Before JiveX was introduced last fall, the centers only had one unified archival system, and that was for email – medical documents were stored either in the HIS or in the various specialized systems. When it came to data communication within clinics and between the primary institutes – the Klinik Wald and the Klinik Davos – the decentralized data management system was fairly impractical. But when a new, organization-wide HIS was introduced, it became completely untenable. “The medical data from the old HIS had to be migrated to an external archive – that became apparent right from the very beginning of the project. Plus, when we introduced the new HIS from ines, we also wanted to separate medical data more clearly for archival. For medical documents generated in the HIS – along with other medical data such as EKGs – we needed additional physical storage in an external archive, not least for security reasons,” explains Aline Santamaria, a business analyst for Zürcher’s Klinik Wald, whose skill set includes a keen understanding of digital processes and the necessary IT.
Interoperability and simplicity were key
„Bringing a project to completion that quickly is rare. The system is really working great, and even though we didn’t have a lot of time for indepth user training, the intuitive user interface allowed our staff to get right to work.“
Business analyst at the Wald Clinic of the Zürcher Rehabilitation Centers.
The Zürcher RehaZentren consist - of three rehabilitation centers:

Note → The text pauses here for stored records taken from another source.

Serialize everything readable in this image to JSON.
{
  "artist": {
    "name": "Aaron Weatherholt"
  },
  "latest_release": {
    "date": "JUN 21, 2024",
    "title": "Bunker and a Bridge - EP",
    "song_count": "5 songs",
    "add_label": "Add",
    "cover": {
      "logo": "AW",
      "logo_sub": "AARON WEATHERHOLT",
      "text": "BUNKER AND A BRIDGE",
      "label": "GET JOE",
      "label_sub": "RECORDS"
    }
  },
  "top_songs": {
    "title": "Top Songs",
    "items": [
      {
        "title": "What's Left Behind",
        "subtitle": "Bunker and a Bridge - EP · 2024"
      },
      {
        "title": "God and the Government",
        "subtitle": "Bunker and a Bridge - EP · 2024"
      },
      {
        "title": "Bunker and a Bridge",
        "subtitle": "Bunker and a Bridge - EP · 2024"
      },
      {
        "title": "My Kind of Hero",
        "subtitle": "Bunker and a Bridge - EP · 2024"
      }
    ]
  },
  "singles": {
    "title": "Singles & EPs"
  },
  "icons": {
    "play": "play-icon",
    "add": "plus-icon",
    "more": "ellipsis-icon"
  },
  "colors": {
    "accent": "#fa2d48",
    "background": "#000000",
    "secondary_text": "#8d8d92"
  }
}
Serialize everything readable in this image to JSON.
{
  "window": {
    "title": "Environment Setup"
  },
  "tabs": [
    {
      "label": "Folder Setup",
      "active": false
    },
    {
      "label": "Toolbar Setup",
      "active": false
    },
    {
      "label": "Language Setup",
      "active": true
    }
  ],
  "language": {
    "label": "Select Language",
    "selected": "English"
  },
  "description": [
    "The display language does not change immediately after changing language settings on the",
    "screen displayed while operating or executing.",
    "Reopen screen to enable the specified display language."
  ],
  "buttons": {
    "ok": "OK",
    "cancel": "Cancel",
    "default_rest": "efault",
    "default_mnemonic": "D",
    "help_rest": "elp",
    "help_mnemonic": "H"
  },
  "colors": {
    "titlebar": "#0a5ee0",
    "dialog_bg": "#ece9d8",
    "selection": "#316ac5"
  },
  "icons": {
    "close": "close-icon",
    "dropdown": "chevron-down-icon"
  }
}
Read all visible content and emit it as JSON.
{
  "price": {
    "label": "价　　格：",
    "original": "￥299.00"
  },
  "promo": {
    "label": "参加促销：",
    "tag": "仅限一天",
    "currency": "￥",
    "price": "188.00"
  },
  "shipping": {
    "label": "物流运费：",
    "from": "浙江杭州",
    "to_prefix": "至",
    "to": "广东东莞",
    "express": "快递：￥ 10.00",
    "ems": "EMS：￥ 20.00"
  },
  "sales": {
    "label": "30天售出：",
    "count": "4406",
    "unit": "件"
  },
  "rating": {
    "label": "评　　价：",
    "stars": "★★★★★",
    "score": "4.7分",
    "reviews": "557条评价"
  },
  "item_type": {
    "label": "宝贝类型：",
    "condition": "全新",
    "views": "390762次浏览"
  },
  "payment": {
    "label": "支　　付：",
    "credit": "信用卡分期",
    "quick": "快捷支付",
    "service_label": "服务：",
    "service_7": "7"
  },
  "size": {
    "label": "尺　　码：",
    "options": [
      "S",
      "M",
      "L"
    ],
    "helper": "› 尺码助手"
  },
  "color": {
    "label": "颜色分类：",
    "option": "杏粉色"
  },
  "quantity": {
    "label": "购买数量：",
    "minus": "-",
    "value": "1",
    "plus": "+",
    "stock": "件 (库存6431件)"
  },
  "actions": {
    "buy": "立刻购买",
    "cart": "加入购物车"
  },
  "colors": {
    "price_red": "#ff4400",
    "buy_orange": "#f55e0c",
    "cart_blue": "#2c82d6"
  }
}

The Klinik Wald (150 beds) covers five major branches of rehabilitation: musculoskeletal, neurological, pulmonary, cardiovascular and internaloncological rehabilitation. Its extensive portfolio is rounded out by the Zürich Highlands Center for Sleep Medicine, which includes a sleep laboratory in Wetzikon.
The Klinik Davos (109 beds) focuses on musculoskeletal, pulmonary, internaloncological and psychosomatic rehabilitation. In recent years, the Clinic has earned itself a unique reputation throughout Switzerland for its expertise in the fields of wound treatment and rehabilitation following liver transplants.
At the Klinik Lengg, the Zürcher Rehabilitation Centers have been working with the Swiss Epilepsy Foundation (EPI) since 2014. The core competencies of neurological rehabilitation and outpatient psychosomatic rehabilitation are offered here as well.